2021 Cook of the Year: Nikkia Rhodes
At 24, this Kentucky native has forged a path in the culinary world that she didn't think would be possible. Raised in Louisville's Smoketown neighborhood, Rhodes sometimes had just crackers and peanut butter for supper, but she always understood the value of giving back. Her mother and grandmother managed the Volunteers of America family shelter kitchen, and as she spent time there, she saw the power of serving others and sharing a meal.
In high school, she met Food Network star Damaris Phillips, who encouraged her to enroll in advanced-level cooking classes at Jefferson Community & Technical College. Soon after that, she was accepted into the LEE Initiative's Women Culinary & Spirits Program, which was cofounded by chef Edward Lee to offer female chefs training and mentorship.
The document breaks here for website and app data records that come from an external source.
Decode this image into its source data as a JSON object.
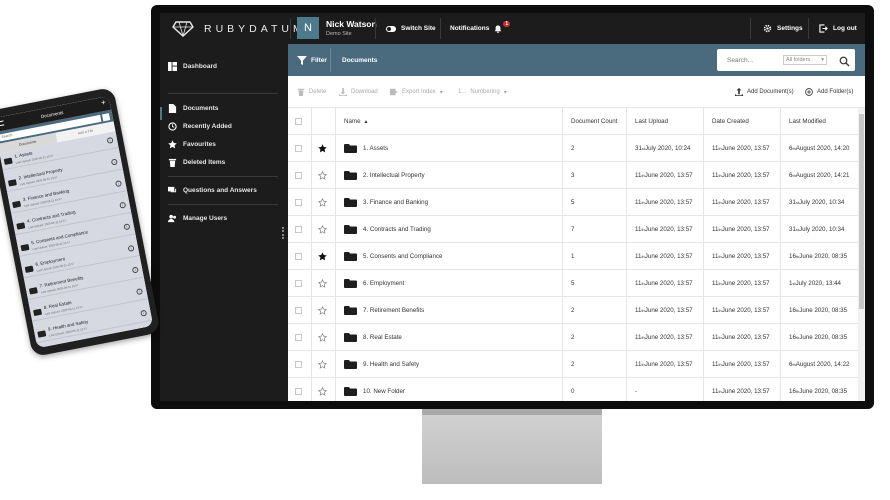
{
  "app": {
    "brand": "RUBYDATUM",
    "user": {
      "initial": "N",
      "name": "Nick Watson",
      "site": "Demo Site"
    },
    "switch_site": "Switch Site",
    "notifications": "Notifications",
    "notification_count": "1",
    "settings": "Settings",
    "logout": "Log out"
  },
  "sidebar": {
    "items": [
      {
        "label": "Dashboard",
        "icon": "dashboard-icon"
      },
      {
        "label": "Documents",
        "icon": "document-icon"
      },
      {
        "label": "Recently Added",
        "icon": "history-icon"
      },
      {
        "label": "Favourites",
        "icon": "star-icon"
      },
      {
        "label": "Deleted Items",
        "icon": "trash-icon"
      },
      {
        "label": "Questions and Answers",
        "icon": "chat-icon"
      },
      {
        "label": "Manage Users",
        "icon": "users-icon"
      }
    ]
  },
  "filterbar": {
    "filter": "Filter",
    "title": "Documents",
    "search_placeholder": "Search...",
    "folder_scope": "All folders"
  },
  "toolbar": {
    "delete": "Delete",
    "download": "Download",
    "export_index": "Export Index",
    "numbering_prefix": "1...",
    "numbering": "Numbering",
    "add_document": "Add Document(s)",
    "add_folder": "Add Folder(s)"
  },
  "table": {
    "headers": {
      "name": "Name",
      "count": "Document Count",
      "upload": "Last Upload",
      "created": "Date Created",
      "modified": "Last Modified"
    },
    "rows": [
      {
        "name": "1. Assets",
        "starred": true,
        "count": "2",
        "up_d": "31",
        "up_s": "st",
        "up_r": " July 2020, 10:24",
        "cr_d": "11",
        "cr_s": "th",
        "cr_r": " June 2020, 13:57",
        "mo_d": "6",
        "mo_s": "th",
        "mo_r": " August 2020, 14:20"
      },
      {
        "name": "2. Intellectual Property",
        "starred": false,
        "count": "3",
        "up_d": "11",
        "up_s": "th",
        "up_r": " June 2020, 13:57",
        "cr_d": "11",
        "cr_s": "th",
        "cr_r": " June 2020, 13:57",
        "mo_d": "6",
        "mo_s": "th",
        "mo_r": " August 2020, 14:21"
      },
      {
        "name": "3. Finance and Banking",
        "starred": false,
        "count": "5",
        "up_d": "11",
        "up_s": "th",
        "up_r": " June 2020, 13:57",
        "cr_d": "11",
        "cr_s": "th",
        "cr_r": " June 2020, 13:57",
        "mo_d": "31",
        "mo_s": "st",
        "mo_r": " July 2020, 10:34"
      },
      {
        "name": "4. Contracts and Trading",
        "starred": false,
        "count": "7",
        "up_d": "11",
        "up_s": "th",
        "up_r": " June 2020, 13:57",
        "cr_d": "11",
        "cr_s": "th",
        "cr_r": " June 2020, 13:57",
        "mo_d": "31",
        "mo_s": "st",
        "mo_r": " July 2020, 10:34"
      },
      {
        "name": "5. Consents and Compliance",
        "starred": true,
        "count": "1",
        "up_d": "11",
        "up_s": "th",
        "up_r": " June 2020, 13:57",
        "cr_d": "11",
        "cr_s": "th",
        "cr_r": " June 2020, 13:57",
        "mo_d": "16",
        "mo_s": "th",
        "mo_r": " June 2020, 08:35"
      },
      {
        "name": "6. Employment",
        "starred": false,
        "count": "5",
        "up_d": "11",
        "up_s": "th",
        "up_r": " June 2020, 13:57",
        "cr_d": "11",
        "cr_s": "th",
        "cr_r": " June 2020, 13:57",
        "mo_d": "1",
        "mo_s": "st",
        "mo_r": " July 2020, 13:44"
      },
      {
        "name": "7. Retirement Benefits",
        "starred": false,
        "count": "2",
        "up_d": "11",
        "up_s": "th",
        "up_r": " June 2020, 13:57",
        "cr_d": "11",
        "cr_s": "th",
        "cr_r": " June 2020, 13:57",
        "mo_d": "16",
        "mo_s": "th",
        "mo_r": " June 2020, 08:35"
      },
      {
        "name": "8. Real Estate",
        "starred": false,
        "count": "2",
        "up_d": "11",
        "up_s": "th",
        "up_r": " June 2020, 13:57",
        "cr_d": "11",
        "cr_s": "th",
        "cr_r": " June 2020, 13:57",
        "mo_d": "16",
        "mo_s": "th",
        "mo_r": " June 2020, 08:35"
      },
      {
        "name": "9. Health and Safety",
        "starred": false,
        "count": "2",
        "up_d": "11",
        "up_s": "th",
        "up_r": " June 2020, 13:57",
        "cr_d": "11",
        "cr_s": "th",
        "cr_r": " June 2020, 13:57",
        "mo_d": "6",
        "mo_s": "th",
        "mo_r": " August 2020, 14:22"
      },
      {
        "name": "10. New Folder",
        "starred": false,
        "count": "0",
        "up_d": "-",
        "up_s": "",
        "up_r": "",
        "cr_d": "11",
        "cr_s": "th",
        "cr_r": " June 2020, 13:57",
        "mo_d": "16",
        "mo_s": "th",
        "mo_r": " June 2020, 08:35"
      }
    ]
  },
  "phone": {
    "title": "Documents",
    "search_placeholder": "Search",
    "tabs": [
      "Documents",
      "Add a File"
    ],
    "items": [
      {
        "name": "1. Assets",
        "sub": "Last Upload: 2020-06-11 13:57"
      },
      {
        "name": "2. Intellectual Property",
        "sub": "Last Upload: 2020-06-11 13:57"
      },
      {
        "name": "3. Finance and Banking",
        "sub": "Last Upload: 2020-06-11 13:57"
      },
      {
        "name": "4. Contracts and Trading",
        "sub": "Last Upload: 2020-06-11 13:57"
      },
      {
        "name": "5. Consents and Compliance",
        "sub": "Last Upload: 2020-06-11 13:57"
      },
      {
        "name": "6. Employment",
        "sub": "Last Upload: 2020-06-11 13:57"
      },
      {
        "name": "7. Retirement Benefits",
        "sub": "Last Upload: 2020-06-11 13:57"
      },
      {
        "name": "8. Real Estate",
        "sub": "Last Upload: 2020-06-11 13:57"
      },
      {
        "name": "9. Health and Safety",
        "sub": "Last Upload: 2020-06-11 13:57"
      }
    ]
  },
  "colors": {
    "accent": "#4a6a7e",
    "topbar": "#1c1c1c",
    "badge": "#d0292c"
  }
}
Rhodes wanted to be a teacher, and in 2018, she started a culinary program at Iroquois High School. "I was given a room with one sink, moldy carpets, and 140 students," she says. "Now we have nice things, quality ovens and stoves, equipment the kids can be proud of."
Last year, just as her classroom kitchen was coming together, COVID-19 hit. Then Louisville erupted in protests over the deaths of Breonna Taylor and later David McAtee, a beloved local barbecue chef. When Rhodes saw a photo of McAtee at the Volunteers of America kitchen that she grew up in, she wanted to honor him in the same way. Working again with the LEE Initiative, Rhodes helped establish the McAtee Community Kitchen and took on the responsibility of running it, with help from her culinary students. "I am an example of how people can have a positive impact on your life," she says. "If I can show my students how to find their talents and then use them to serve others and better their communities, that is the best part of my job."